* PROBLEM DETAILS
Copy the records that follow exactly as written, but not their pictures.

(Recorded data)

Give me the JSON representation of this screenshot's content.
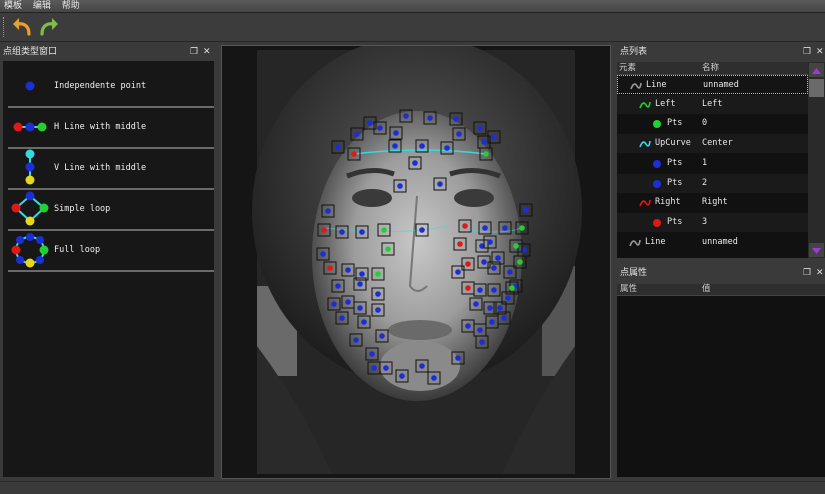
{
  "menu": [
    "模板",
    "编辑",
    "帮助"
  ],
  "toolbar": {
    "undo_icon": "undo-arrow-icon",
    "redo_icon": "redo-arrow-icon",
    "undo_color": "#e8a030",
    "redo_color": "#7cc04a"
  },
  "left_panel": {
    "title": "点组类型窗口",
    "items": [
      {
        "label": "Independente point"
      },
      {
        "label": "H Line with middle"
      },
      {
        "label": "V Line with middle"
      },
      {
        "label": "Simple loop"
      },
      {
        "label": "Full loop"
      }
    ]
  },
  "point_list": {
    "title": "点列表",
    "columns": [
      "元素",
      "名称"
    ],
    "rows": [
      {
        "col1": "Line",
        "col2": "unnamed",
        "icon": "curve-gray-icon",
        "indent": 1
      },
      {
        "col1": "Left",
        "col2": "Left",
        "icon": "curve-green-icon",
        "indent": 2
      },
      {
        "col1": "Pts",
        "col2": "0",
        "icon": "green-point-icon",
        "indent": 3
      },
      {
        "col1": "UpCurve",
        "col2": "Center",
        "icon": "curve-cyan-icon",
        "indent": 2
      },
      {
        "col1": "Pts",
        "col2": "1",
        "icon": "blue-point-icon",
        "indent": 3
      },
      {
        "col1": "Pts",
        "col2": "2",
        "icon": "blue-point-icon",
        "indent": 3
      },
      {
        "col1": "Right",
        "col2": "Right",
        "icon": "curve-red-icon",
        "indent": 2
      },
      {
        "col1": "Pts",
        "col2": "3",
        "icon": "red-point-icon",
        "indent": 3
      },
      {
        "col1": "Line",
        "col2": "unnamed",
        "icon": "curve-gray-icon",
        "indent": 1
      }
    ]
  },
  "properties": {
    "title": "点属性",
    "columns": [
      "属性",
      "值"
    ]
  },
  "colors": {
    "blue": "#1c2fd6",
    "red": "#e01818",
    "green": "#22d030",
    "cyan": "#38d8e0",
    "yellow": "#e8d818",
    "scroll_arrow": "#9a3ad8"
  }
}
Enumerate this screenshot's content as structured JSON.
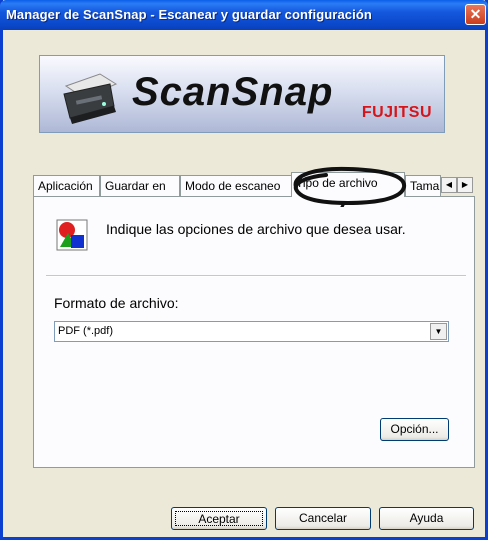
{
  "window": {
    "title": "Manager de ScanSnap - Escanear y guardar configuración",
    "close_glyph": "✕"
  },
  "banner": {
    "brand": "ScanSnap",
    "company": "FUJITSU",
    "icons": {
      "scanner": "scanner-illustration"
    }
  },
  "tabs": [
    {
      "label": "Aplicación",
      "active": false
    },
    {
      "label": "Guardar en",
      "active": false
    },
    {
      "label": "Modo de escaneo",
      "active": false
    },
    {
      "label": "Tipo de archivo",
      "active": true
    },
    {
      "label": "Tamaño",
      "active": false
    }
  ],
  "tab_scroll": {
    "left_glyph": "◀",
    "right_glyph": "▶"
  },
  "panel": {
    "info_text": "Indique las opciones de archivo que desea usar.",
    "format_label": "Formato de archivo:",
    "format_value": "PDF (*.pdf)",
    "dropdown_glyph": "▼",
    "option_button": "Opción..."
  },
  "buttons": {
    "accept": "Aceptar",
    "cancel": "Cancelar",
    "help": "Ayuda"
  },
  "colors": {
    "titlebar": "#0a47c9",
    "close": "#c93d1c",
    "brand_red": "#d7141a",
    "annotation": "#111111"
  }
}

* SOLUTION BELOW
Give me the JSON representation of this screenshot's content.
{
  "menu": [
    "模板",
    "编辑",
    "帮助"
  ],
  "toolbar": {
    "undo_icon": "undo-arrow-icon",
    "redo_icon": "redo-arrow-icon",
    "undo_color": "#e8a030",
    "redo_color": "#7cc04a"
  },
  "left_panel": {
    "title": "点组类型窗口",
    "items": [
      {
        "label": "Independente point"
      },
      {
        "label": "H Line with middle"
      },
      {
        "label": "V Line with middle"
      },
      {
        "label": "Simple loop"
      },
      {
        "label": "Full loop"
      }
    ]
  },
  "point_list": {
    "title": "点列表",
    "columns": [
      "元素",
      "名称"
    ],
    "rows": [
      {
        "col1": "Line",
        "col2": "unnamed",
        "icon": "curve-gray-icon",
        "indent": 1
      },
      {
        "col1": "Left",
        "col2": "Left",
        "icon": "curve-green-icon",
        "indent": 2
      },
      {
        "col1": "Pts",
        "col2": "0",
        "icon": "green-point-icon",
        "indent": 3
      },
      {
        "col1": "UpCurve",
        "col2": "Center",
        "icon": "curve-cyan-icon",
        "indent": 2
      },
      {
        "col1": "Pts",
        "col2": "1",
        "icon": "blue-point-icon",
        "indent": 3
      },
      {
        "col1": "Pts",
        "col2": "2",
        "icon": "blue-point-icon",
        "indent": 3
      },
      {
        "col1": "Right",
        "col2": "Right",
        "icon": "curve-red-icon",
        "indent": 2
      },
      {
        "col1": "Pts",
        "col2": "3",
        "icon": "red-point-icon",
        "indent": 3
      },
      {
        "col1": "Line",
        "col2": "unnamed",
        "icon": "curve-gray-icon",
        "indent": 1
      }
    ]
  },
  "properties": {
    "title": "点属性",
    "columns": [
      "属性",
      "值"
    ]
  },
  "colors": {
    "blue": "#1c2fd6",
    "red": "#e01818",
    "green": "#22d030",
    "cyan": "#38d8e0",
    "yellow": "#e8d818",
    "scroll_arrow": "#9a3ad8"
  }
}
Enumerate this screenshot's content as structured JSON.
{
  "window": {
    "title": "Manager de ScanSnap - Escanear y guardar configuración",
    "close_glyph": "✕"
  },
  "banner": {
    "brand": "ScanSnap",
    "company": "FUJITSU",
    "icons": {
      "scanner": "scanner-illustration"
    }
  },
  "tabs": [
    {
      "label": "Aplicación",
      "active": false
    },
    {
      "label": "Guardar en",
      "active": false
    },
    {
      "label": "Modo de escaneo",
      "active": false
    },
    {
      "label": "Tipo de archivo",
      "active": true
    },
    {
      "label": "Tamaño",
      "active": false
    }
  ],
  "tab_scroll": {
    "left_glyph": "◀",
    "right_glyph": "▶"
  },
  "panel": {
    "info_text": "Indique las opciones de archivo que desea usar.",
    "format_label": "Formato de archivo:",
    "format_value": "PDF (*.pdf)",
    "dropdown_glyph": "▼",
    "option_button": "Opción..."
  },
  "buttons": {
    "accept": "Aceptar",
    "cancel": "Cancelar",
    "help": "Ayuda"
  },
  "colors": {
    "titlebar": "#0a47c9",
    "close": "#c93d1c",
    "brand_red": "#d7141a",
    "annotation": "#111111"
  }
}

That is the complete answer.